Behind five cars stopping for the construction flagperson, I braked my Chevy and turned off the ignition to spare the engine. Even with windows open to coax a breeze, I felt sweat beading my upper lip and mentally cursed both the faulty air conditioner and my bad luck in finding this fifteen-kilometer stretch of road construction. I adjusted my sunglasses on the damp bridge of my nose, then lifted and held my chin-length hair off the nape of my neck with both hands as heat flamed my cheeks.
At the unmistakable sound of a wolf whistle, I glanced over my left shoulder at the worker leaning against a gnarled maple in his temporary respite of shade, and met his eyes with the shocking realization that it was me he was noticing. I didn’t try to stop the automatic smile that curved my lips. He lifted his water bottle in salute, and then took a long drink.
I sat in stunned silence, thinking it’s been years since I’ve been the recipient of a whistle! Then – this young man obviously has a vision problem; I’m old enough to be his mother, even his grandmother. And that’s not platinum blonde hair he’s seeing, it’s platinum gray, now that I’ve stopped colouring it. But maybe my wraparound Senior Shade does resemble Jackie O’s fashion sunglasses…
As cars began to move through the blocked road, I restarted the engine and rolled on, glancing left to receive his parting wave. I waved back, smiling. And as I continued my journey, I wondered why it was possible that a stranger’s regard made any difference to my outlook.
Over the distance of a few kilometers, I realized that it was because he saw me, and I appreciated being seen. He recognized that I was there and confirmed my identity as a woman.
Years ago, as a leggy blonde, I learned to expect the notice, take that recognition for granted, know that a construction worker’s whistle was directed at me before I even looked; this changed when I became a “woman of a certain age,” yet I don’t remember sensing any loss at the time. I don’t even recall the year I realized that in our society, middle-aged women become invisible.

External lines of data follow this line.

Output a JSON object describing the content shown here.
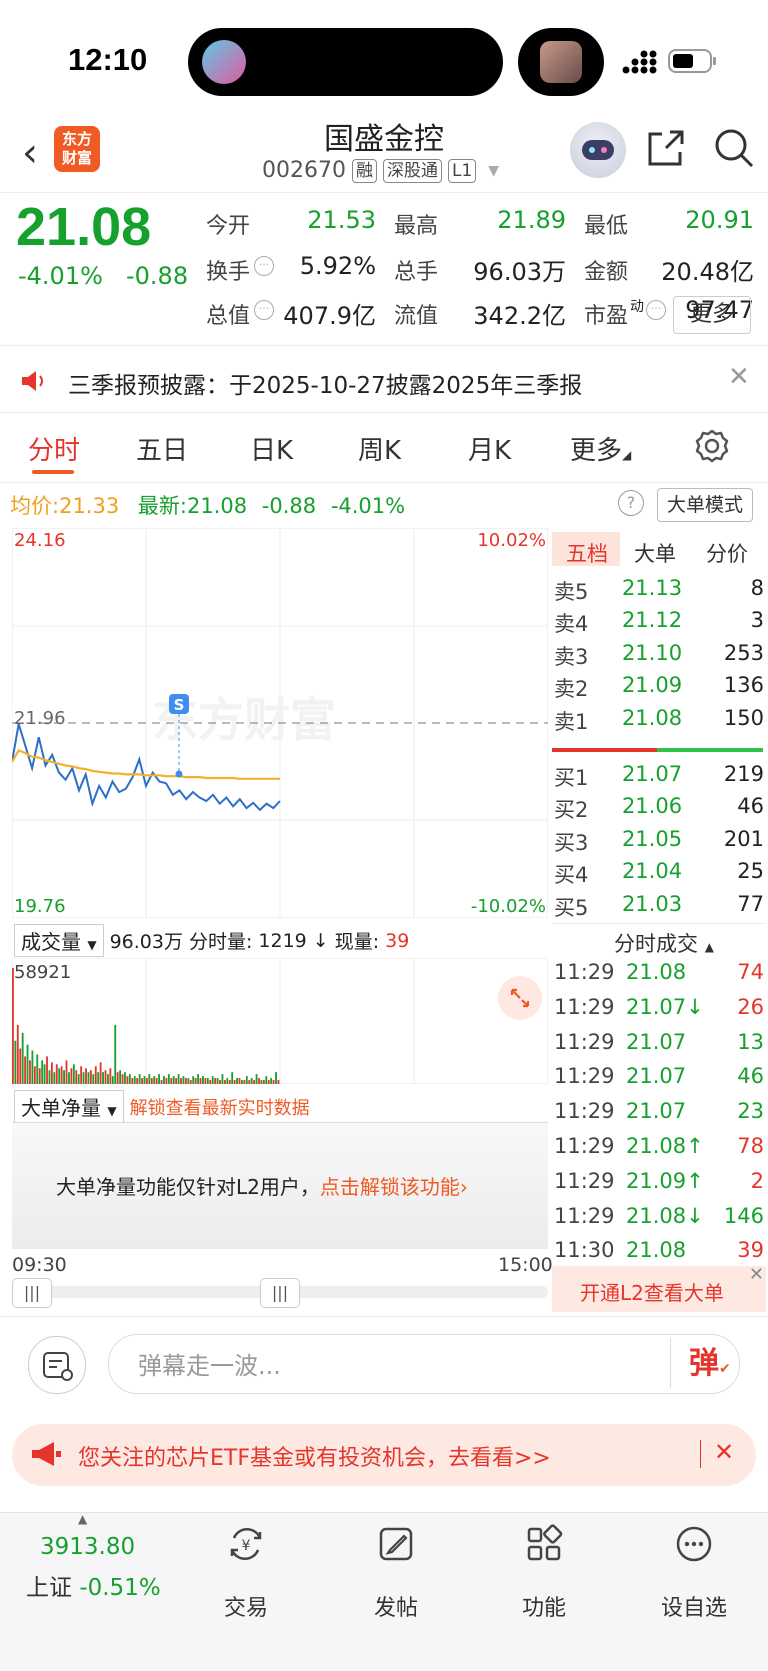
{
  "status": {
    "time": "12:10"
  },
  "header": {
    "logo_line1": "东方",
    "logo_line2": "财富",
    "title": "国盛金控",
    "code": "002670",
    "tags": [
      "融",
      "深股通",
      "L1"
    ]
  },
  "quote": {
    "price": "21.08",
    "pct": "-4.01%",
    "change": "-0.88",
    "fields": [
      {
        "label": "今开",
        "value": "21.53",
        "color": "green"
      },
      {
        "label": "最高",
        "value": "21.89",
        "color": "green"
      },
      {
        "label": "最低",
        "value": "20.91",
        "color": "green"
      },
      {
        "label": "换手",
        "value": "5.92%",
        "color": "dark"
      },
      {
        "label": "总手",
        "value": "96.03万",
        "color": "dark"
      },
      {
        "label": "金额",
        "value": "20.48亿",
        "color": "dark"
      },
      {
        "label": "总值",
        "value": "407.9亿",
        "color": "dark"
      },
      {
        "label": "流值",
        "value": "342.2亿",
        "color": "dark"
      },
      {
        "label": "市盈",
        "label_sup": "动",
        "value": "97.47",
        "color": "dark"
      }
    ],
    "more_label": "更多"
  },
  "notice": {
    "text": "三季报预披露：于2025-10-27披露2025年三季报"
  },
  "tabs": [
    "分时",
    "五日",
    "日K",
    "周K",
    "月K",
    "更多"
  ],
  "avg_row": {
    "avg_label": "均价:",
    "avg_value": "21.33",
    "latest_label": "最新:",
    "latest_value": "21.08",
    "latest_change": "-0.88",
    "latest_pct": "-4.01%",
    "mode_btn": "大单模式"
  },
  "chart_labels": {
    "y_top": "24.16",
    "y_mid": "21.96",
    "y_bottom": "19.76",
    "pct_top": "10.02%",
    "pct_bottom": "-10.02%",
    "watermark": "东方财富",
    "marker": "S",
    "x_start": "09:30",
    "x_end": "15:00"
  },
  "colors": {
    "up": "#e5352b",
    "down": "#16a02e",
    "price_line": "#2b6fc9",
    "avg_line": "#f5b02a",
    "accent": "#f05a24"
  },
  "chart_data": {
    "type": "line",
    "title": "",
    "xlabel": "",
    "ylabel": "",
    "ylim": [
      19.76,
      24.16
    ],
    "reference": 21.96,
    "x_range": [
      "09:30",
      "15:00"
    ],
    "x": [
      "09:30",
      "09:33",
      "09:36",
      "09:39",
      "09:42",
      "09:45",
      "09:48",
      "09:51",
      "09:54",
      "09:57",
      "10:00",
      "10:03",
      "10:06",
      "10:09",
      "10:12",
      "10:15",
      "10:18",
      "10:21",
      "10:24",
      "10:27",
      "10:30",
      "10:33",
      "10:36",
      "10:39",
      "10:42",
      "10:45",
      "10:48",
      "10:51",
      "10:54",
      "10:57",
      "11:00",
      "11:03",
      "11:06",
      "11:09",
      "11:12",
      "11:15",
      "11:18",
      "11:21",
      "11:24",
      "11:27",
      "11:30"
    ],
    "series": [
      {
        "values": [
          21.52,
          21.95,
          21.7,
          21.45,
          21.8,
          21.48,
          21.6,
          21.4,
          21.32,
          21.45,
          21.2,
          21.38,
          21.05,
          21.25,
          21.12,
          21.3,
          21.18,
          21.22,
          21.35,
          21.55,
          21.25,
          21.4,
          21.3,
          21.28,
          21.15,
          21.2,
          21.1,
          21.18,
          21.12,
          21.08,
          21.15,
          21.05,
          21.12,
          21.02,
          21.1,
          21.0,
          21.06,
          20.98,
          21.05,
          21.0,
          21.08
        ]
      },
      {
        "values": [
          21.52,
          21.65,
          21.62,
          21.58,
          21.57,
          21.54,
          21.52,
          21.5,
          21.48,
          21.47,
          21.45,
          21.44,
          21.42,
          21.41,
          21.4,
          21.39,
          21.39,
          21.38,
          21.38,
          21.38,
          21.37,
          21.37,
          21.37,
          21.36,
          21.36,
          21.36,
          21.35,
          21.35,
          21.35,
          21.34,
          21.34,
          21.34,
          21.34,
          21.34,
          21.33,
          21.33,
          21.33,
          21.33,
          21.33,
          21.33,
          21.33
        ]
      }
    ],
    "volume": {
      "max_label": "58921",
      "bars": [
        58921,
        22000,
        30000,
        18000,
        26000,
        14000,
        20000,
        12000,
        17000,
        9000,
        15000,
        8000,
        12000,
        10000,
        14000,
        7000,
        11000,
        6000,
        10000,
        8000,
        9000,
        7000,
        12000,
        6000,
        8000,
        10000,
        7000,
        5000,
        9000,
        6000,
        8000,
        6000,
        7000,
        5000,
        9000,
        6000,
        11000,
        6000,
        7000,
        5000,
        8000,
        4000,
        30000,
        6000,
        7000,
        5000,
        6000,
        4000,
        5000,
        3000,
        4000,
        3000,
        5000,
        3000,
        4000,
        3000,
        5000,
        3000,
        4000,
        3000,
        5000,
        2000,
        4000,
        3000,
        5000,
        3000,
        4000,
        3000,
        5000,
        3000,
        4000,
        3000,
        3000,
        2000,
        4000,
        3000,
        5000,
        3000,
        4000,
        3000,
        3000,
        2000,
        4000,
        3000,
        3000,
        2000,
        5000,
        2000,
        3000,
        2000,
        6000,
        2000,
        3000,
        3000,
        2000,
        2000,
        4000,
        2000,
        3000,
        2000,
        5000,
        3000,
        2000,
        2000,
        4000,
        2000,
        3000,
        2000,
        6000,
        2000
      ],
      "directions": [
        "u",
        "d",
        "u",
        "u",
        "d",
        "u",
        "d",
        "u",
        "d",
        "u",
        "d",
        "u",
        "d",
        "d",
        "u",
        "d",
        "u",
        "d",
        "u",
        "d",
        "u",
        "d",
        "u",
        "d",
        "u",
        "d",
        "u",
        "d",
        "u",
        "d",
        "u",
        "d",
        "u",
        "d",
        "u",
        "d",
        "u",
        "d",
        "u",
        "d",
        "u",
        "d",
        "d",
        "u",
        "d",
        "u",
        "d",
        "u",
        "d",
        "u",
        "d",
        "u",
        "d",
        "u",
        "d",
        "u",
        "d",
        "u",
        "d",
        "u",
        "d",
        "u",
        "d",
        "u",
        "d",
        "u",
        "d",
        "u",
        "d",
        "u",
        "d",
        "u",
        "d",
        "u",
        "d",
        "u",
        "d",
        "u",
        "d",
        "u",
        "d",
        "u",
        "d",
        "u",
        "d",
        "u",
        "d",
        "u",
        "d",
        "u",
        "d",
        "u",
        "d",
        "u",
        "d",
        "u",
        "d",
        "u",
        "d",
        "u",
        "d",
        "u",
        "d",
        "u",
        "d",
        "u",
        "d",
        "u",
        "d",
        "u"
      ]
    }
  },
  "order_book": {
    "tabs": [
      "五档",
      "大单",
      "分价"
    ],
    "asks": [
      {
        "label": "卖5",
        "price": "21.13",
        "vol": "8"
      },
      {
        "label": "卖4",
        "price": "21.12",
        "vol": "3"
      },
      {
        "label": "卖3",
        "price": "21.10",
        "vol": "253"
      },
      {
        "label": "卖2",
        "price": "21.09",
        "vol": "136"
      },
      {
        "label": "卖1",
        "price": "21.08",
        "vol": "150"
      }
    ],
    "bids": [
      {
        "label": "买1",
        "price": "21.07",
        "vol": "219"
      },
      {
        "label": "买2",
        "price": "21.06",
        "vol": "46"
      },
      {
        "label": "买3",
        "price": "21.05",
        "vol": "201"
      },
      {
        "label": "买4",
        "price": "21.04",
        "vol": "25"
      },
      {
        "label": "买5",
        "price": "21.03",
        "vol": "77"
      }
    ],
    "ticks_title": "分时成交",
    "ticks": [
      {
        "time": "11:29",
        "price": "21.08",
        "vol": "74",
        "dir": "u"
      },
      {
        "time": "11:29",
        "price": "21.07↓",
        "vol": "26",
        "dir": "u"
      },
      {
        "time": "11:29",
        "price": "21.07",
        "vol": "13",
        "dir": "d"
      },
      {
        "time": "11:29",
        "price": "21.07",
        "vol": "46",
        "dir": "d"
      },
      {
        "time": "11:29",
        "price": "21.07",
        "vol": "23",
        "dir": "d"
      },
      {
        "time": "11:29",
        "price": "21.08↑",
        "vol": "78",
        "dir": "u"
      },
      {
        "time": "11:29",
        "price": "21.09↑",
        "vol": "2",
        "dir": "u"
      },
      {
        "time": "11:29",
        "price": "21.08↓",
        "vol": "146",
        "dir": "d"
      },
      {
        "time": "11:30",
        "price": "21.08",
        "vol": "39",
        "dir": "u"
      }
    ],
    "l2_btn": "开通L2查看大单"
  },
  "volume_header": {
    "select": "成交量",
    "total": "96.03万",
    "period_label": "分时量:",
    "period_value": "1219 ↓",
    "now_label": "现量:",
    "now_value": "39"
  },
  "bigorder": {
    "select": "大单净量",
    "unlock_text": "解锁查看最新实时数据",
    "panel_text": "大单净量功能仅针对L2用户，",
    "panel_link": "点击解锁该功能›"
  },
  "comment": {
    "placeholder": "弹幕走一波...",
    "btn": "弹"
  },
  "promo": {
    "text": "您关注的芯片ETF基金或有投资机会，去看看>>"
  },
  "bottom_nav": {
    "index_value": "3913.80",
    "index_name": "上证",
    "index_pct": "-0.51%",
    "items": [
      {
        "label": "交易",
        "icon": "yen-exchange-icon"
      },
      {
        "label": "发帖",
        "icon": "edit-icon"
      },
      {
        "label": "功能",
        "icon": "grid-icon"
      },
      {
        "label": "设自选",
        "icon": "more-circle-icon"
      }
    ]
  }
}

So, it was uplifting, if only for a moment, to experience that return to a state of presence. And that set me to thinking – how mature am I really if I still need the notice of a stranger to remind me of my identity?